In the world of wine, even dealcoholized wine, packaging and presentation may not be paramount, but they are important. Fre’s bottle has the look of a high-quality traditional Chardonnay, aside from the red letters at the top of the label clearly signifying that this is an “Alcohol-Removed Wine.”
The front label is elegant overall, from floral design hints to flowing font. The back label contains quite a bit of nutritional information, as well as some tasting notes that I will be doing my best to ignore until I make up my mind on my own.
The liquid itself in the bottle, as well as poured into a glass, is a light golden hue with essentially no carbonation. The color is not as bright as I would like it to be and evokes some watery thoughts, but that cannot be judged strictly on appearance.
The biggest note that I get on the aroma is tart green apple. The good news is that the tartness is not overpowering, as I have found it to be in other dealcoholized wines. This tends to me a common note from my experience.
I also like that I am not overwhelmed with sweetness on the nose. I even get some dry floral hints that I hope follow through on the tongue. There are some additional citrus hints underlying that apple, but they are tough to put my finger on.
Overall I am pleased by all of the aromas present but I won’t be able to answer the question “Is Fre Chardonnay good?” until after I complete the tasting experience.
Is Fre Chardonnay Good?
After taking a few drinks, I can already tell that this question is going to be difficult to answer. Turns out something can taste just fine but still leave you wanting a lot more for what it is actually supposed to provide.
The tart apple that I found on the nose is very present upfront on the tongue. Again, it is not an overwhelming tartness but does enough to wake up the taste buds. The tart flavor that is there then begins to dissipate into a bit of a dry mouthfeel. There is nothing wrong with any of this. The problem for me begins with the underlying grape juice base that persists throughout the tasting process.
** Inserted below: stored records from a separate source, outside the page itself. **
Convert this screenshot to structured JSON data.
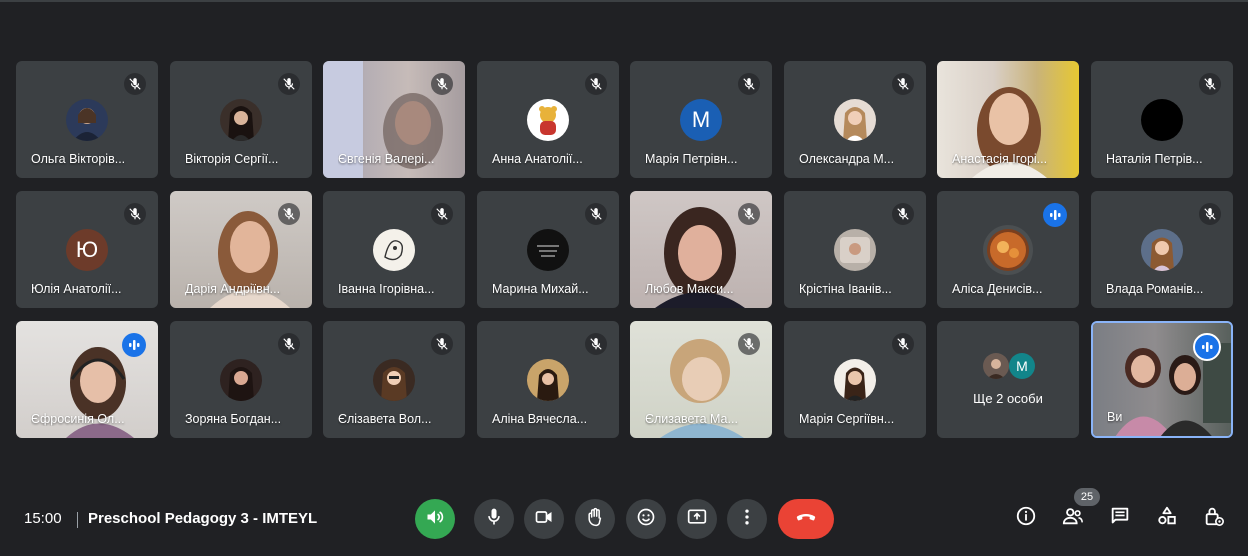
{
  "participants": [
    {
      "name": "Ольга Вікторів...",
      "muted": true
    },
    {
      "name": "Вікторія Сергії...",
      "muted": true
    },
    {
      "name": "Євгенія Валері...",
      "muted": true
    },
    {
      "name": "Анна Анатолії...",
      "muted": true
    },
    {
      "name": "Марія Петрівн...",
      "muted": true,
      "initial": "M"
    },
    {
      "name": "Олександра М...",
      "muted": true
    },
    {
      "name": "Анастасія Ігорі...",
      "muted": false
    },
    {
      "name": "Наталія Петрів...",
      "muted": true
    },
    {
      "name": "Юлія Анатолії...",
      "muted": true,
      "initial": "Ю"
    },
    {
      "name": "Дарія Андріївн...",
      "muted": true
    },
    {
      "name": "Іванна Ігорівна...",
      "muted": true
    },
    {
      "name": "Марина Михай...",
      "muted": true
    },
    {
      "name": "Любов Макси...",
      "muted": true
    },
    {
      "name": "Крістіна Іванів...",
      "muted": true
    },
    {
      "name": "Аліса Денисів...",
      "muted": false,
      "speaking": true
    },
    {
      "name": "Влада Романів...",
      "muted": true
    },
    {
      "name": "Єфросинія Ол...",
      "muted": false,
      "speaking": true
    },
    {
      "name": "Зоряна Богдан...",
      "muted": true
    },
    {
      "name": "Єлізавета Вол...",
      "muted": true
    },
    {
      "name": "Аліна Вячесла...",
      "muted": true
    },
    {
      "name": "Єлизавета Ма...",
      "muted": true
    },
    {
      "name": "Марія Сергіївн...",
      "muted": true
    }
  ],
  "more_tile": {
    "label": "Ще 2 особи",
    "initial": "M"
  },
  "self_tile": {
    "name": "Ви",
    "speaking": true
  },
  "bottom_bar": {
    "time": "15:00",
    "meeting_title": "Preschool Pedagogy 3 - IMTEYL",
    "participant_count": "25"
  },
  "controls": [
    "volume-icon",
    "mic-icon",
    "camera-icon",
    "raise-hand-icon",
    "emoji-icon",
    "present-icon",
    "more-options-icon",
    "end-call-icon"
  ],
  "right_icons": [
    "info-icon",
    "people-icon",
    "chat-icon",
    "activities-icon",
    "host-controls-icon"
  ],
  "colors": {
    "background": "#202124",
    "tile": "#3c4043",
    "speaking": "#1a73e8",
    "end_call": "#ea4335",
    "audio_on": "#34a853"
  }
}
There are some other subdued fruit notes running underneath everything, perhaps some banana and a bit of melon. There is also a little bit of smokiness that surprised me as it hit the back of my throat.
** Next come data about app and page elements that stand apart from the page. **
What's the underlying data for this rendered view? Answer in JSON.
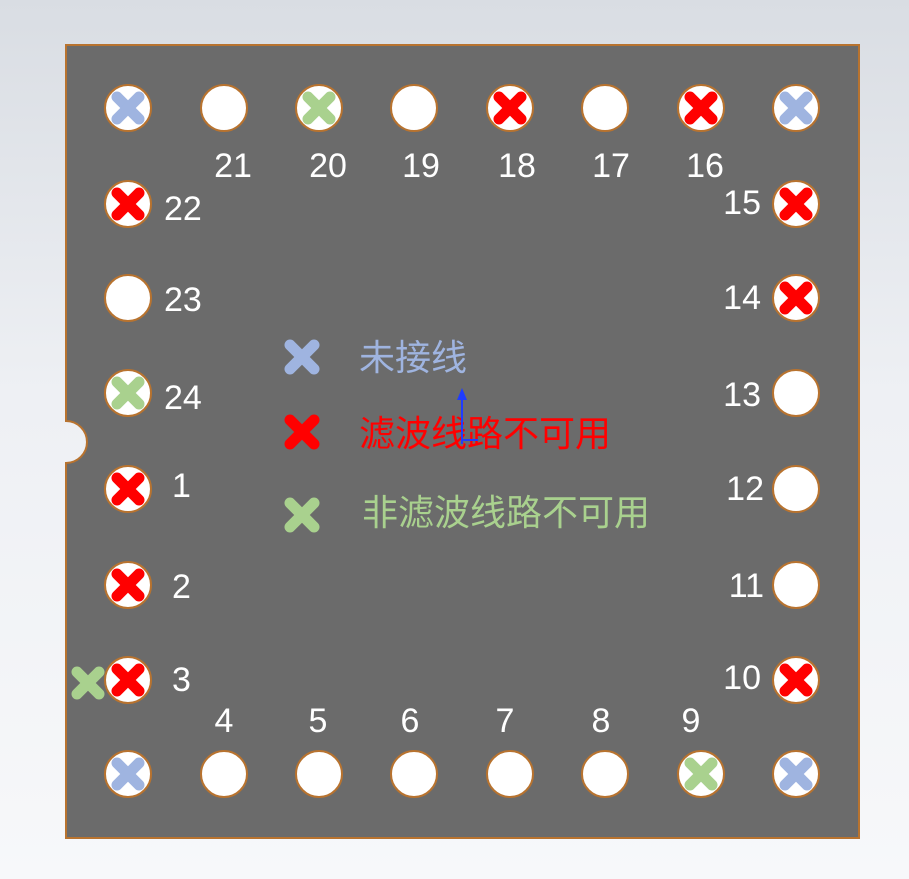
{
  "colors": {
    "board": "#6b6b6b",
    "board_edge": "#b8732f",
    "hole": "#ffffff",
    "unconnected": "#9fb4e0",
    "filtered_unavailable": "#ff0000",
    "nonfiltered_unavailable": "#a9d18e",
    "pin_label": "#ffffff",
    "axis": "#1f3cff"
  },
  "legend": [
    {
      "key": "unconnected",
      "label": "未接线",
      "icon": "x-mark-icon"
    },
    {
      "key": "filtered_unavailable",
      "label": "滤波线路不可用",
      "icon": "x-mark-icon"
    },
    {
      "key": "nonfiltered_unavailable",
      "label": "非滤波线路不可用",
      "icon": "x-mark-icon"
    }
  ],
  "pins": [
    {
      "id": "top-left",
      "label": "",
      "status": "unconnected"
    },
    {
      "id": "21",
      "label": "21",
      "status": "ok"
    },
    {
      "id": "20",
      "label": "20",
      "status": "nonfiltered_unavailable"
    },
    {
      "id": "19",
      "label": "19",
      "status": "ok"
    },
    {
      "id": "18",
      "label": "18",
      "status": "filtered_unavailable"
    },
    {
      "id": "17",
      "label": "17",
      "status": "ok"
    },
    {
      "id": "16",
      "label": "16",
      "status": "filtered_unavailable"
    },
    {
      "id": "top-right",
      "label": "",
      "status": "unconnected"
    },
    {
      "id": "22",
      "label": "22",
      "status": "filtered_unavailable"
    },
    {
      "id": "23",
      "label": "23",
      "status": "ok"
    },
    {
      "id": "24",
      "label": "24",
      "status": "nonfiltered_unavailable"
    },
    {
      "id": "1",
      "label": "1",
      "status": "filtered_unavailable"
    },
    {
      "id": "2",
      "label": "2",
      "status": "filtered_unavailable"
    },
    {
      "id": "3",
      "label": "3",
      "status": "filtered_unavailable"
    },
    {
      "id": "bottom-left",
      "label": "",
      "status": "unconnected"
    },
    {
      "id": "4",
      "label": "4",
      "status": "ok"
    },
    {
      "id": "5",
      "label": "5",
      "status": "ok"
    },
    {
      "id": "6",
      "label": "6",
      "status": "ok"
    },
    {
      "id": "7",
      "label": "7",
      "status": "ok"
    },
    {
      "id": "8",
      "label": "8",
      "status": "ok"
    },
    {
      "id": "9",
      "label": "9",
      "status": "nonfiltered_unavailable"
    },
    {
      "id": "bottom-right",
      "label": "",
      "status": "unconnected"
    },
    {
      "id": "15",
      "label": "15",
      "status": "filtered_unavailable"
    },
    {
      "id": "14",
      "label": "14",
      "status": "filtered_unavailable"
    },
    {
      "id": "13",
      "label": "13",
      "status": "ok"
    },
    {
      "id": "12",
      "label": "12",
      "status": "ok"
    },
    {
      "id": "11",
      "label": "11",
      "status": "ok"
    },
    {
      "id": "10",
      "label": "10",
      "status": "filtered_unavailable"
    }
  ],
  "extra_marks": [
    {
      "id": "pin-3-external",
      "status": "nonfiltered_unavailable",
      "near_pin": "3"
    }
  ]
}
I will say that they avoided any sort of watery quality. This Chardonnay is rather refreshing throughout, and I think you’d be hard pressed to find someone who is offended by the flavor profile if you didn’t tell them what it was they were actually supposed to be drinking. But they would probably guess it is Welch’s, not wine.
The finish is where those juice characteristics really sit on the tongue and remind you that this wine is dealcoholized. There is no crispness at all to the finish, which is what I personally prefer.
I feel like I must reiterate that the fruit flavors I do find are nothing short of pleasant. They just don’t add up to something that tastes like a traditional wine all the way through. This makes coming up with a Fre Chardonnay rating a bit more difficult than normal.
Fre Chardonnay Rating
I don’t find anything about this wine particularly off-putting, but perhaps the biggest negative that it has working against it is all of the grape juice qualities. When the alcohol is removed from wine, it always runs the risk of losing the things that make it what it is and transforming into a bottle of juice. Not many people will disagree that a bottle of quality grape juice tastes good, but it isn’t what anyone is looking for when they crack open a bottle of wine, dealcoholized or not. That said, this Fre Chardonnay is not even close to the worst offender I have found in this regard. It has some real characteristics of a decent Chardonnay, particularly the aromas and the upfront texture on the tongue. But the lingering juicy flavor that persists throughout the tasting experience is the aspect that will stick in my mind.
For this reason, I am compelled to wrap up this Fre Chardonnay review by giving it just 2 out of 5 stars. It’s unfortunate, because I didn’t find the tasting experience unpleasant, but it simply doesn’t remind me enough of a traditional wine, which is the essential goal of a dealcoholized version. If that isn’t what you are looking for, and you just want something drinkable and refreshing, then feel free to pick up a bottle of this Chardonnay.